Deepfence released ThreatMapper 1.2.0, which offers significant feature upgrades since the first fully open source release of the project in October 2021.
ThreatMapper 1.2.0 adds several in-demand features, including Attack Path Visualization, with a more sophisticated and representative calculation of the Most Exploitable Vulnerabilities, support for discovering and scanning AWS Fargate workloads for vulnerabilities, ARM support, and support for integration with Google Chronicle.
Deepfence also has added several community-inspired performance improvements and bugfixes, including better support for Kubernetes and containerd hosted workloads, better registry scanning, improved report generation, and UI enhancements.
Since the first open source release, the ThreatMapper project has grown to over 1,000 stars on GitHub and tens of thousands of pull requests from DockerHub. The project has been instrumental in assisting users in the onerous task of identifying vulnerable components, such as Log4j instances, in their running applications.
“We’re excited to bring these new features to ThreatMapper and provide our growing community of open source users with the tools they need to keep their organizations safe in the face of continuous and sophisticated security threats,” said Owen Garrett, Head of Products and Community at Deepfence. “By making it easier to scan and identify critical vulnerabilities both pre- and-post-deployment, the ThreatMapper project is quickly becoming essential software for securing the software supply chain and identifying vulnerabilities in production.

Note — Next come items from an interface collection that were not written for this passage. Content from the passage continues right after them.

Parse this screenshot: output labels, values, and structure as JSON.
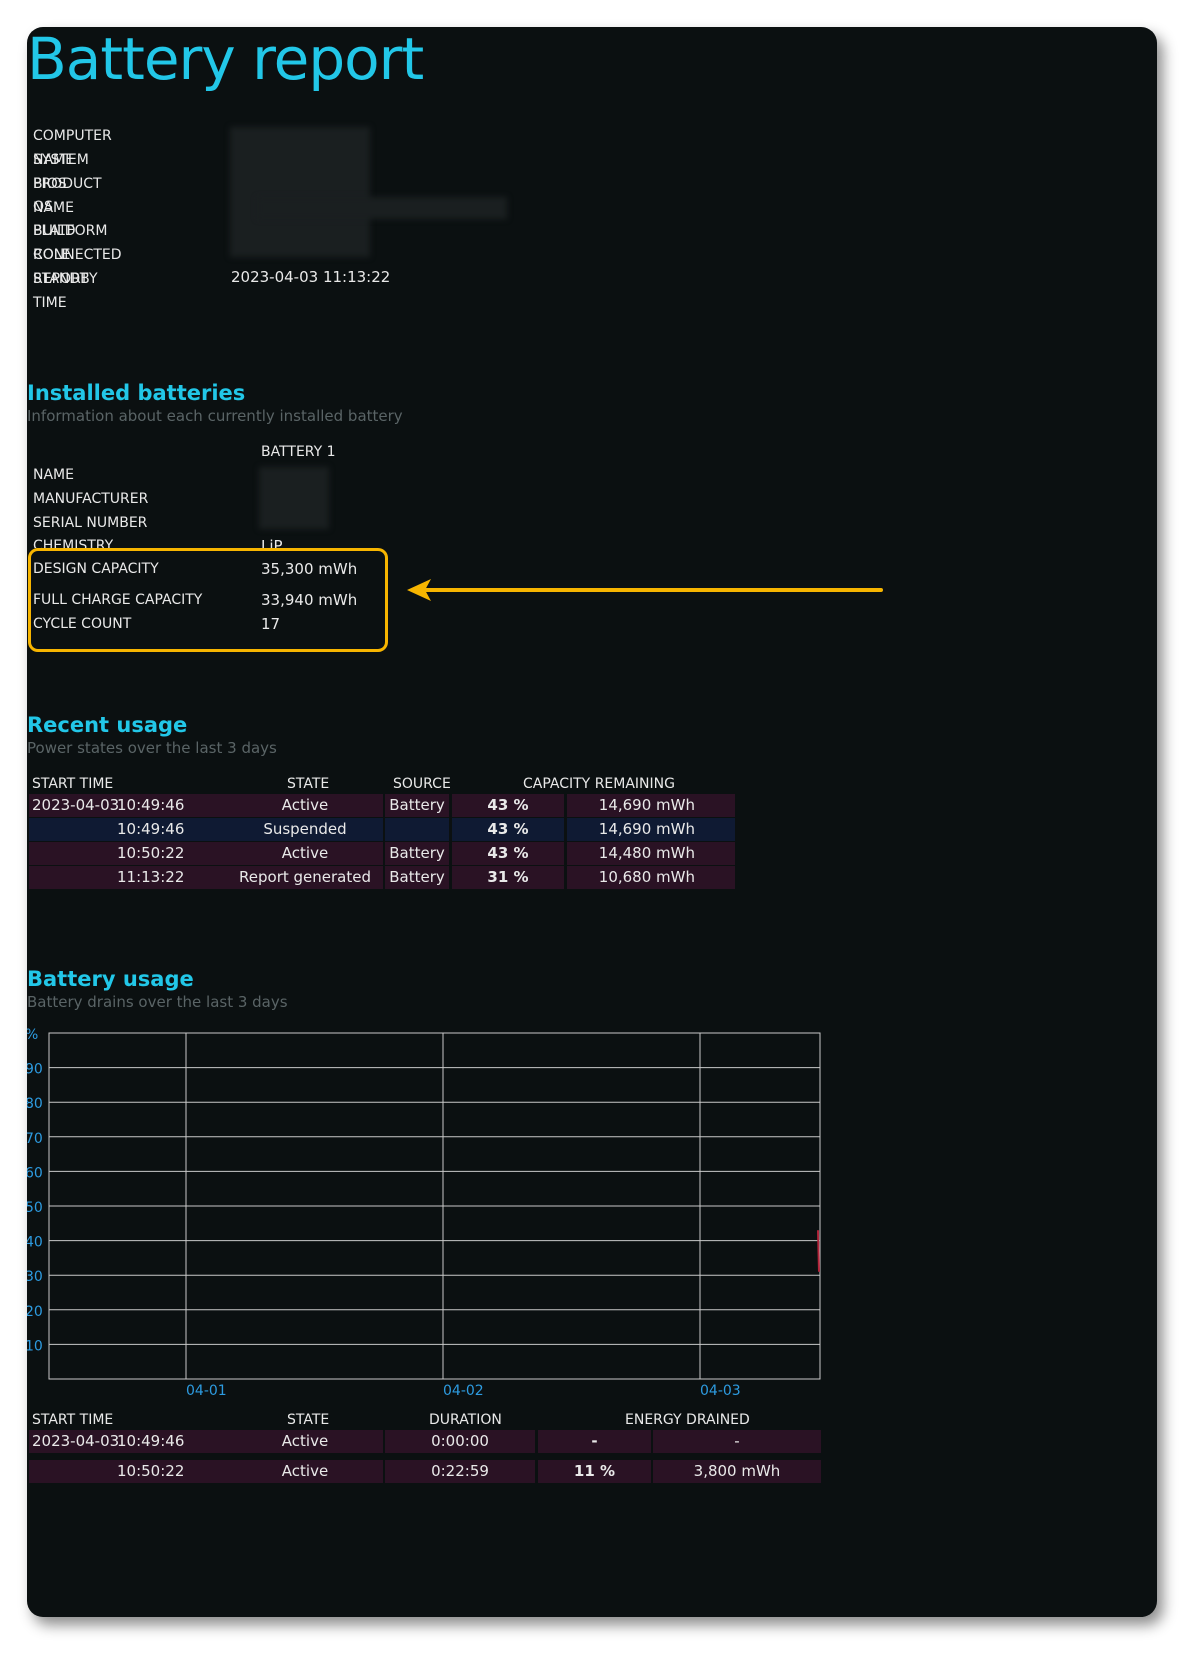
{
  "report": {
    "title": "Battery report"
  },
  "system": {
    "labels": [
      "COMPUTER NAME",
      "SYSTEM PRODUCT NAME",
      "BIOS",
      "OS BUILD",
      "PLATFORM ROLE",
      "CONNECTED STANDBY",
      "REPORT TIME"
    ],
    "report_time": "2023-04-03  11:13:22"
  },
  "installed": {
    "title": "Installed batteries",
    "subtitle": "Information about each currently installed battery",
    "column": "BATTERY 1",
    "labels": [
      "NAME",
      "MANUFACTURER",
      "SERIAL NUMBER",
      "CHEMISTRY",
      "DESIGN CAPACITY",
      "FULL CHARGE CAPACITY",
      "CYCLE COUNT"
    ],
    "chemistry": "LiP",
    "design_capacity": "35,300 mWh",
    "full_charge_capacity": "33,940 mWh",
    "cycle_count": "17"
  },
  "recent": {
    "title": "Recent usage",
    "subtitle": "Power states over the last 3 days",
    "headers": [
      "START TIME",
      "STATE",
      "SOURCE",
      "CAPACITY REMAINING"
    ],
    "rows": [
      {
        "date": "2023-04-03",
        "time": "10:49:46",
        "state": "Active",
        "source": "Battery",
        "pct": "43 %",
        "mwh": "14,690 mWh"
      },
      {
        "date": "",
        "time": "10:49:46",
        "state": "Suspended",
        "source": "",
        "pct": "43 %",
        "mwh": "14,690 mWh"
      },
      {
        "date": "",
        "time": "10:50:22",
        "state": "Active",
        "source": "Battery",
        "pct": "43 %",
        "mwh": "14,480 mWh"
      },
      {
        "date": "",
        "time": "11:13:22",
        "state": "Report generated",
        "source": "Battery",
        "pct": "31 %",
        "mwh": "10,680 mWh"
      }
    ]
  },
  "usage": {
    "title": "Battery usage",
    "subtitle": "Battery drains over the last 3 days",
    "headers": [
      "START TIME",
      "STATE",
      "DURATION",
      "ENERGY DRAINED"
    ],
    "rows": [
      {
        "date": "2023-04-03",
        "time": "10:49:46",
        "state": "Active",
        "duration": "0:00:00",
        "pct": "-",
        "mwh": "-"
      },
      {
        "date": "",
        "time": "10:50:22",
        "state": "Active",
        "duration": "0:22:59",
        "pct": "11 %",
        "mwh": "3,800 mWh"
      }
    ]
  },
  "chart_data": {
    "type": "line",
    "title": "",
    "ylabel": "%",
    "xlabel": "",
    "ylim": [
      0,
      100
    ],
    "y_ticks": [
      "90",
      "80",
      "70",
      "60",
      "50",
      "40",
      "30",
      "20",
      "10"
    ],
    "x_ticks": [
      "04-01",
      "04-02",
      "04-03"
    ],
    "grid": true,
    "series": []
  },
  "colors": {
    "accent": "#22c7e8",
    "highlight": "#f7b500",
    "row_a": "#2a1224",
    "row_b": "#0f1a33",
    "axis": "#2d9be0"
  }
}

By open sourcing and adding new features to ThreatMapper, Deepfence remains committed to building the best solution possible for the benefit of all industries.”
ThreatMapper’s primary purpose is to help DevSecOps professionals identify the key security vulnerabilities that need to be addressed first because they present the greatest risk to the security of the organization’s production applications. ThreatMapper 1.2.0 makes this task even easier, especially with its new Attack Path Visualization.
Identifying potentially-exploitable vulnerabilities may seem easy when you just consider directly-connected internet-facing services, but it is much harder to find vulnerable services that are further downstream, behind proxies and exposed indirectly to potentially malicious traffic. ThreatMapper monitors network traffic across multiple hops, finding these hidden attack paths by continuously correlating vulnerabilities with network traffic.
ThreatMapper also has added full support for AWS Fargate workloads, support for ARM which unlocks IoT and Edge use cases, support for Google Chronicle, as well as wider support for containerd and Kubernetes platforms. With these additional layers of support, Deepfence continues to make critical improvements to vulnerability scans while increasing speed for the more complex scans needed to identify today’s most sophisticated security threats.